If you were not previously vaccinated, then you need a shot of HRIG and a series of five shots of vaccine given over the course of a month. Before, it is very hard to find in Bali, and people needing it have to go to Singapore, Hong Kong, Vietnam or even Australia. But we’ve seen the reports that some good clinics and hospitals do have it.
What makes rabies such an important issue for travellers visiting a rabies-infected country (which includes much of the developing and developed world) is that it is invariably fatal. There are no second chances. Typically, the period between contracting rabies and symptoms appearing is 1-3 months, however symptoms can begin in less than a week or not emerge for more than a year. It all depends on how long it takes to reach the victim’s central nervous system following a bite or scratch.
Because it is always fatal, even those people who have been vaccinated prior to travel should receive post-exposure treatment after a possible exposure. Once you get bitten, the protection of pre-travel vaccination is critical. The WHO estimates that more than 15 million people receive post-exposure vaccination each year, preventing hundreds of thousands of rabies deaths.

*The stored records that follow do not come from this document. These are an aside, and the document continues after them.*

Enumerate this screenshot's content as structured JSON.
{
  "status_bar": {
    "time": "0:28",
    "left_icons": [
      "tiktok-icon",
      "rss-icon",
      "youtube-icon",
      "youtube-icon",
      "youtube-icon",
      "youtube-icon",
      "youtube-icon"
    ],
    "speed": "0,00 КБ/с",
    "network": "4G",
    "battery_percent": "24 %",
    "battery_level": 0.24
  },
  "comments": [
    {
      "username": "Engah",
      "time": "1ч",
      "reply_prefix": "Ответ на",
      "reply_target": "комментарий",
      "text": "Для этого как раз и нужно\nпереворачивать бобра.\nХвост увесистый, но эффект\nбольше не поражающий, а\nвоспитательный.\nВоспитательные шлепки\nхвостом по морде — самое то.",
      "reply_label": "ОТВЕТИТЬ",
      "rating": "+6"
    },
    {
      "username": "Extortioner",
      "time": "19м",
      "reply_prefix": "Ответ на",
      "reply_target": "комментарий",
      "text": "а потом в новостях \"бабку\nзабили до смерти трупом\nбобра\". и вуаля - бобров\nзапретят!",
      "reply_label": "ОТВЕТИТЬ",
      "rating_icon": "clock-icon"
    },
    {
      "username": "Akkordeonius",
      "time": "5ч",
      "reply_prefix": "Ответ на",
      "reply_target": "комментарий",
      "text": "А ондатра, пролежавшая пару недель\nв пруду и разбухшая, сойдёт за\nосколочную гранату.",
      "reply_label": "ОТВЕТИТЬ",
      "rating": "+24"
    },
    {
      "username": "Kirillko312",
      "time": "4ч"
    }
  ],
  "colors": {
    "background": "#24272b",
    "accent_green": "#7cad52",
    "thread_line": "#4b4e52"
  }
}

One of the factors causing difficulties in the eradication of rabies on the island is the Balinese culture towards dogs. The Balinese people have close companionships with dogs, even with the strays. They tend to let dogs wander around and often feed them. This has caused the dog population to rise in Bali to reach approximately 500,000. Other solution to stop of the transmission of rabies amongst dogs is by giving free vaccinations to all dogs in Bali. The government poured 23 billion rupiah to realize the Bali Rabies-Free program in 2020.

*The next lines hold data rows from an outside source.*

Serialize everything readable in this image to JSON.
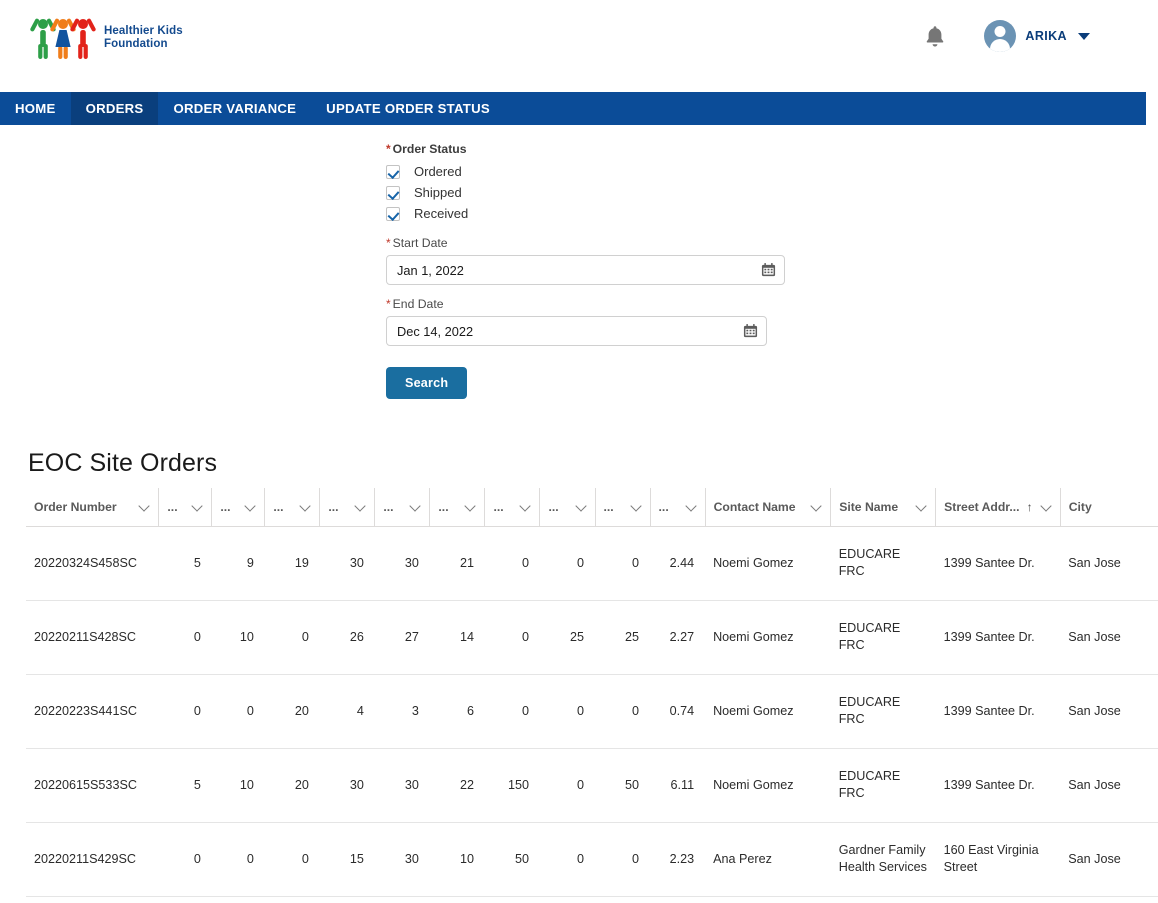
{
  "brand": {
    "line1": "Healthier Kids",
    "line2": "Foundation",
    "logo_icon": "three-children-logo",
    "colors": {
      "green": "#2d9f48",
      "blue": "#11539e",
      "orange": "#f07d1a",
      "red": "#e2231a",
      "text": "#134a8e"
    }
  },
  "header": {
    "notification_icon": "bell-icon",
    "avatar_icon": "user-avatar-icon",
    "username": "ARIKA",
    "caret_icon": "caret-down-icon"
  },
  "nav": {
    "active": "ORDERS",
    "bg": "#0b4c98",
    "active_bg": "#0a3f7d",
    "items": [
      {
        "label": "HOME"
      },
      {
        "label": "ORDERS"
      },
      {
        "label": "ORDER VARIANCE"
      },
      {
        "label": "UPDATE ORDER STATUS"
      }
    ]
  },
  "form": {
    "required_marker": "*",
    "order_status_label": "Order Status",
    "checkboxes": [
      {
        "label": "Ordered",
        "checked": true
      },
      {
        "label": "Shipped",
        "checked": true
      },
      {
        "label": "Received",
        "checked": true
      }
    ],
    "start_date": {
      "label": "Start Date",
      "value": "Jan 1, 2022",
      "icon": "calendar-icon"
    },
    "end_date": {
      "label": "End Date",
      "value": "Dec 14, 2022",
      "icon": "calendar-icon"
    },
    "search_button": "Search",
    "search_button_color": "#1a6ea0"
  },
  "table": {
    "title": "EOC Site Orders",
    "columns": [
      {
        "label": "Order Number",
        "sort_icon": "chevron-down-icon",
        "sorted": false
      },
      {
        "label": "...",
        "sort_icon": "chevron-down-icon",
        "sorted": false
      },
      {
        "label": "...",
        "sort_icon": "chevron-down-icon",
        "sorted": false
      },
      {
        "label": "...",
        "sort_icon": "chevron-down-icon",
        "sorted": false
      },
      {
        "label": "...",
        "sort_icon": "chevron-down-icon",
        "sorted": false
      },
      {
        "label": "...",
        "sort_icon": "chevron-down-icon",
        "sorted": false
      },
      {
        "label": "...",
        "sort_icon": "chevron-down-icon",
        "sorted": false
      },
      {
        "label": "...",
        "sort_icon": "chevron-down-icon",
        "sorted": false
      },
      {
        "label": "...",
        "sort_icon": "chevron-down-icon",
        "sorted": false
      },
      {
        "label": "...",
        "sort_icon": "chevron-down-icon",
        "sorted": false
      },
      {
        "label": "...",
        "sort_icon": "chevron-down-icon",
        "sorted": false
      },
      {
        "label": "Contact Name",
        "sort_icon": "chevron-down-icon",
        "sorted": false
      },
      {
        "label": "Site Name",
        "sort_icon": "chevron-down-icon",
        "sorted": false
      },
      {
        "label": "Street Addr...",
        "sort_icon": "chevron-down-icon",
        "sorted": true,
        "sort_dir": "↑"
      },
      {
        "label": "City",
        "sort_icon": "",
        "sorted": false
      }
    ],
    "rows": [
      {
        "order_number": "20220324S458SC",
        "n": [
          "5",
          "9",
          "19",
          "30",
          "30",
          "21",
          "0",
          "0",
          "0",
          "2.44"
        ],
        "contact_name": "Noemi Gomez",
        "site_name": "EDUCARE FRC",
        "street_address": "1399 Santee Dr.",
        "city": "San Jose"
      },
      {
        "order_number": "20220211S428SC",
        "n": [
          "0",
          "10",
          "0",
          "26",
          "27",
          "14",
          "0",
          "25",
          "25",
          "2.27"
        ],
        "contact_name": "Noemi Gomez",
        "site_name": "EDUCARE FRC",
        "street_address": "1399 Santee Dr.",
        "city": "San Jose"
      },
      {
        "order_number": "20220223S441SC",
        "n": [
          "0",
          "0",
          "20",
          "4",
          "3",
          "6",
          "0",
          "0",
          "0",
          "0.74"
        ],
        "contact_name": "Noemi Gomez",
        "site_name": "EDUCARE FRC",
        "street_address": "1399 Santee Dr.",
        "city": "San Jose"
      },
      {
        "order_number": "20220615S533SC",
        "n": [
          "5",
          "10",
          "20",
          "30",
          "30",
          "22",
          "150",
          "0",
          "50",
          "6.11"
        ],
        "contact_name": "Noemi Gomez",
        "site_name": "EDUCARE FRC",
        "street_address": "1399 Santee Dr.",
        "city": "San Jose"
      },
      {
        "order_number": "20220211S429SC",
        "n": [
          "0",
          "0",
          "0",
          "15",
          "30",
          "10",
          "50",
          "0",
          "0",
          "2.23"
        ],
        "contact_name": "Ana Perez",
        "site_name": "Gardner Family Health Services",
        "street_address": "160 East Virginia Street",
        "city": "San Jose"
      }
    ]
  }
}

Nevertheless, this situation so far has not had a dramatic impact on tourism. The uncontrolled conditions have raised lots of questions and concerns regarding the safety of travellers coming to Bali. There are no official travel warnings or recommendation for rabies vaccination for travellers to Bali so far, but we recommend you, especially if you’re planning a prolonged stay.
Considering the fact that dogs, cats, bats, and monkeys which could interact with you can experience rabies, vaccination is not a bad thing before come here. Don’t get too close to them. And this is going to be the fourth tip for you, always avoid bites if possible (don’t approach dogs or monkeys, for instance) and seek immediate treatment if you are bitten. Don’t forget that a rabid dog may not be foaming at the mouth. It may appear normal or just a bit lethargic. Dogs can have rabies in their saliva a couple of days before showing symptoms.

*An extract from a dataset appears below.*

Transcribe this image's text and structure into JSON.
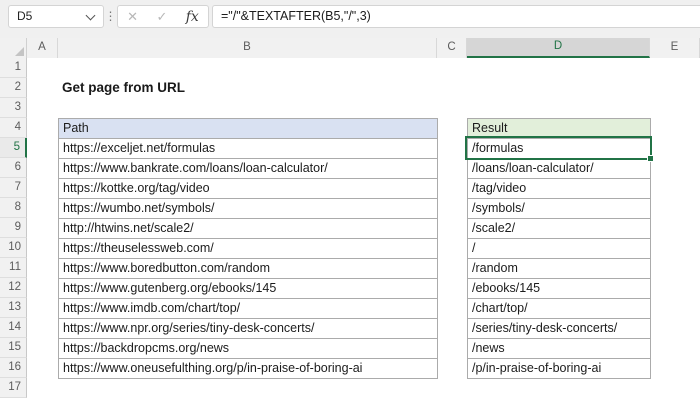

When you’re get scared of seeing the suspicious stray dog, raise your hands as if you are going to throw a stone, they usually run. And also keep your children from getting too close to them. Remember, once symptoms have already developed however, there is no treatment and death is the usual outcome.
Seek medical attention immediately if you are bitten by any animal, including pets. Depending on the injury and the situation, the doctor could examine and then decide if you need to receive treatment and when to do the procedure to prevent rabies disease. But we would want to suggest to get in within the first 24 hours. As soon as you can. We would not put it off, especially because one of the vaccine-injections that we’re giving, at the site of the wound, is essentially neutralizing that virus if it’s there, so the sooner, the better.
In spite of that, don’t rely on vaccines. They are effective against the disease, but still, prevention is the best as it is. Make sure to not feeding or get too close to stray dogs, monkeys, bats or any warm-blooded animals if you really want to reduce your health risk.